Claims data, billing codes and quality improvement plans are among the common tools used by Great Plains Quality Innovation Network (QIN) staff as they seek new and innovative ways to achieve better healthcare, improved health, safer care and lower healthcare costs. Increasing awareness and encouraging self-management through health observations such as Patient Safety Week, March 10-16, are opportunities to look beyond the spreadsheets, virtual meetings and daily task lists and consider personal impact.
While employees of the healthcare industry, staff members are also patients and caregivers. People whose true passion for improving health and quality of life comes from knowing the numbers and percentages are their family and friends.
Nancy McDonald, RN, BSN, CPHQ, director of quality improvement for Great Plains QIN shared, “Patient safety is important to me in that it gives me comfort to know that staff is taking all of the necessary precautions to prevent an injury when taking care of the most influential man in my life, my father. I am personally engaged in patient safety through my role in continuous quality improvement efforts with hospitals, clinicians and Medicare beneficiaries.”
A recent Office of Inspector General (OIG) report found that nationally 33 percent of Medicare beneficiaries experienced temporary harm and/or adverse events during their nursing home facility stay and 59 percent of those adverse events and temporary harm events were clearly or likely preventable.
“I am also engaged in being an advocate for my father in his healthcare journey as well as for other family members, including my children,” added McDonald. “There are many things that we can achieve by being an advocate for our loved ones. It really is the simple things that can make all of the difference, like educating staff on certain preferences of your loved ones, communication techniques your loved one may use that may be different, being their voice when they aren’t able to speak and identifying when things ‘just don’t seem right’.”

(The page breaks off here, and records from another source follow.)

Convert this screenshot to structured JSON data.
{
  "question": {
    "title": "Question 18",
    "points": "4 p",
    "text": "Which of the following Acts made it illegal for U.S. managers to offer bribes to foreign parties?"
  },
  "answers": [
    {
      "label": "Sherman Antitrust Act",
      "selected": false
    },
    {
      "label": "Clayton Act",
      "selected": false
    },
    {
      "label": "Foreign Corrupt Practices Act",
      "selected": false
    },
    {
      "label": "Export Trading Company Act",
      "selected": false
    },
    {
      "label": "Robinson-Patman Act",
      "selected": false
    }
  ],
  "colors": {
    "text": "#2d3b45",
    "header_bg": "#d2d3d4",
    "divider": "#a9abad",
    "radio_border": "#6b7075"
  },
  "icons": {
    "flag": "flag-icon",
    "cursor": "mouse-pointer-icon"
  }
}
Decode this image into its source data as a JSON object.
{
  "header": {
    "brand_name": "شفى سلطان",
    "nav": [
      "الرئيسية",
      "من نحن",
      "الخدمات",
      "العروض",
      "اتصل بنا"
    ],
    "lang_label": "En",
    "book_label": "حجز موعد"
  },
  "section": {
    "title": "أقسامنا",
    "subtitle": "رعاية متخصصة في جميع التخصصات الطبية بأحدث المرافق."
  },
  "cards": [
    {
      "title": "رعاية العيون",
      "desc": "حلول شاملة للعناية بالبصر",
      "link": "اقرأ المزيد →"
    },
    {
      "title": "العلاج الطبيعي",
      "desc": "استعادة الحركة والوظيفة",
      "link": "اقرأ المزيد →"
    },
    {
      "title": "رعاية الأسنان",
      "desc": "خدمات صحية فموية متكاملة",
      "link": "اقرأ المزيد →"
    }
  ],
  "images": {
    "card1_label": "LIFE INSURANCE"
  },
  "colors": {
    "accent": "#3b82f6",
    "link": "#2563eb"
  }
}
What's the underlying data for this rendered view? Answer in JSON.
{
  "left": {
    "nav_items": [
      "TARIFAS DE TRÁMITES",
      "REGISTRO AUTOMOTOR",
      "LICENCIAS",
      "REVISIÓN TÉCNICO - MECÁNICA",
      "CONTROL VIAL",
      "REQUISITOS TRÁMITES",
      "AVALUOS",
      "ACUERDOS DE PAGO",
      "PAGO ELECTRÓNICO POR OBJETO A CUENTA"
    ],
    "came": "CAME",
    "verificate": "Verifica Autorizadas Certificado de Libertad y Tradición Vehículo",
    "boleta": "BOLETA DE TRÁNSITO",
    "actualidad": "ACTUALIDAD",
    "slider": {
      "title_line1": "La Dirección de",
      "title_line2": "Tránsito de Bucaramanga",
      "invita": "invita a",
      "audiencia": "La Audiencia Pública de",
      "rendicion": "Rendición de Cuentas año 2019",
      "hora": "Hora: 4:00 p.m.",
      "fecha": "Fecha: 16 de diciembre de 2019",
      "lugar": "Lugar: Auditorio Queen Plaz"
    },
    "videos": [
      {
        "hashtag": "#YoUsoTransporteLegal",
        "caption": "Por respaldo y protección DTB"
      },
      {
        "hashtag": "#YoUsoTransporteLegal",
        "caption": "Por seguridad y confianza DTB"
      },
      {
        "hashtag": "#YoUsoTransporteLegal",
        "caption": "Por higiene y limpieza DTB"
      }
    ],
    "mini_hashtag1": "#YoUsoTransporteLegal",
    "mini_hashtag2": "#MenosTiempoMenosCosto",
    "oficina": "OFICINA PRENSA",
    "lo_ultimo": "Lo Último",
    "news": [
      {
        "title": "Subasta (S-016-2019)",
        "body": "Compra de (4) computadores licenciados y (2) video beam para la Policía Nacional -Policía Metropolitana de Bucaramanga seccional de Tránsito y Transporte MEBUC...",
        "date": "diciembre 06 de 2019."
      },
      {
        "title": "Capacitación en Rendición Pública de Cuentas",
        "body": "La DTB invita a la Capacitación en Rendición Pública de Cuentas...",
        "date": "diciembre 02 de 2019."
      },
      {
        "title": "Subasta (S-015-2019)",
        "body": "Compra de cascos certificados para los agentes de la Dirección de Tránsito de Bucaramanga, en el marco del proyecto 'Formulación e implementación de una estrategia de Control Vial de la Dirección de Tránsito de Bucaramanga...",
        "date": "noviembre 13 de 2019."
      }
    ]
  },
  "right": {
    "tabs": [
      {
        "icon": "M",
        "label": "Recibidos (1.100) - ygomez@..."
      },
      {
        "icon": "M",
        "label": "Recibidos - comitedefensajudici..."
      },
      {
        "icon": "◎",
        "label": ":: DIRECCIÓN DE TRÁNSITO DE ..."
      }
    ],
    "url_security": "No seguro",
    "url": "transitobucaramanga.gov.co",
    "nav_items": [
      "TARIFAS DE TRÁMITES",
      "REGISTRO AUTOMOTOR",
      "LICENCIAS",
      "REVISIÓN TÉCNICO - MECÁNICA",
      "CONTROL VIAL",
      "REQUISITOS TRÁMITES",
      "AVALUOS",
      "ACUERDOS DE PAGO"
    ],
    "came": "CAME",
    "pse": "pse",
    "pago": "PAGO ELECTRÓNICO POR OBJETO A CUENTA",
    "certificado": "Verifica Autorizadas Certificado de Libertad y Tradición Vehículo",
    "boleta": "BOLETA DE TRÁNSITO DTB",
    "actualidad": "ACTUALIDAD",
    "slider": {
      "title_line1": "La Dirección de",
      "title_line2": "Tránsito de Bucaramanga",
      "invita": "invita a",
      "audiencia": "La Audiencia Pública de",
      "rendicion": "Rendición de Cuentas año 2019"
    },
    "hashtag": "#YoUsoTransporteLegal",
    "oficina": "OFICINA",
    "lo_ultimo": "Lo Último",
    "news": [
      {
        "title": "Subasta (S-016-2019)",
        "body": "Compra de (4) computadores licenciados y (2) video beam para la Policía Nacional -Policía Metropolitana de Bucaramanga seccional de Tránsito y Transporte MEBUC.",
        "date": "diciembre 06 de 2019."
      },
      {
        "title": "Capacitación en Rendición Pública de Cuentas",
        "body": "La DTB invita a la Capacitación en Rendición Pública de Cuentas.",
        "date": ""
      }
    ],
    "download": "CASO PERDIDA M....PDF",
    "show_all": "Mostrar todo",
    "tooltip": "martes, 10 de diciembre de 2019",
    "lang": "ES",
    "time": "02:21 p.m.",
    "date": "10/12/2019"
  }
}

As a program manager working primarily with nursing homes in South Dakota, Lori Hintz, RN, promotes education and best practices to ensure patient safety.
“While there is no single, magic bullet to prevent all causes of harm to residents, there are some best practice strategies. I recommend my nursing home colleagues check out the recently released All Cause Harm Prevention in Nursing Homes Toolkit. It is a free downloadable resource that focuses on the successful practices and approaches of nine high-performing nursing homes across the nation and is full of ideas, tips and strategies!’
Reducing unnecessary antipsychotic medication for those with dementia is one of the focus areas Hintz emphasizes within the South Dakota Nursing Home Quality Care Collaborative. The work is creating impact as antipsychotic medications usage in South Dakota nursing homes have decreased by nearly 11 percent from December 31, 2013 to September 30, 2018.
“My passion for promoting quality and safety for those with dementia stems from seeing my Grandma Claire afflicted with Alzheimer’s disease. My passion for working with nursing homes stems from my Grandma Edna and father-in-law who resided in a nursing home for several years,” Hintz explained. “Antipsychotic medications are powerful and should be used cautiously as they can cause severe side effects, including death and stroke. They are also known to contribute to an increase in falls, iconfusion and drowsiness, incontinence and abnormal eating, to mention a few.”
Individual responses to treatment including medication can vary. Engaging caregivers and family members ensures safer care and improved quality of life. “The impacts of being an advocate for your loved one regarding patient safety are endless,” McDonald emphasized. “It could prevent a fractured bone or head injury by preventing a fall, it could prevent a death due to sepsis or a stroke by identifying that your loved one ‘just isn’t acting right’ or it could prevent a medication error by identifying if a certain pill doesn’t look right and/or by questioning what the medication is for. Safety can be as simple as speaking up and I’d encourage it, for you and your loved ones.”
Great Plains QIN partners with healthcare professionals providing long-term care to support their efforts to achieve better healthcare, improved health, safer care and lower healthcare costs. Advancements in healthcare and technology continue to impact life span and quality of life. Nursing facilities become a home and the staff become like family for many of the residents.
Hintz recognizes the personal impact, “I hope that safety and quality will continue to be improved upon if I may enter a nursing home and or become afflicted with Alzheimer’s disease. It’s something a person thinks about – the future.”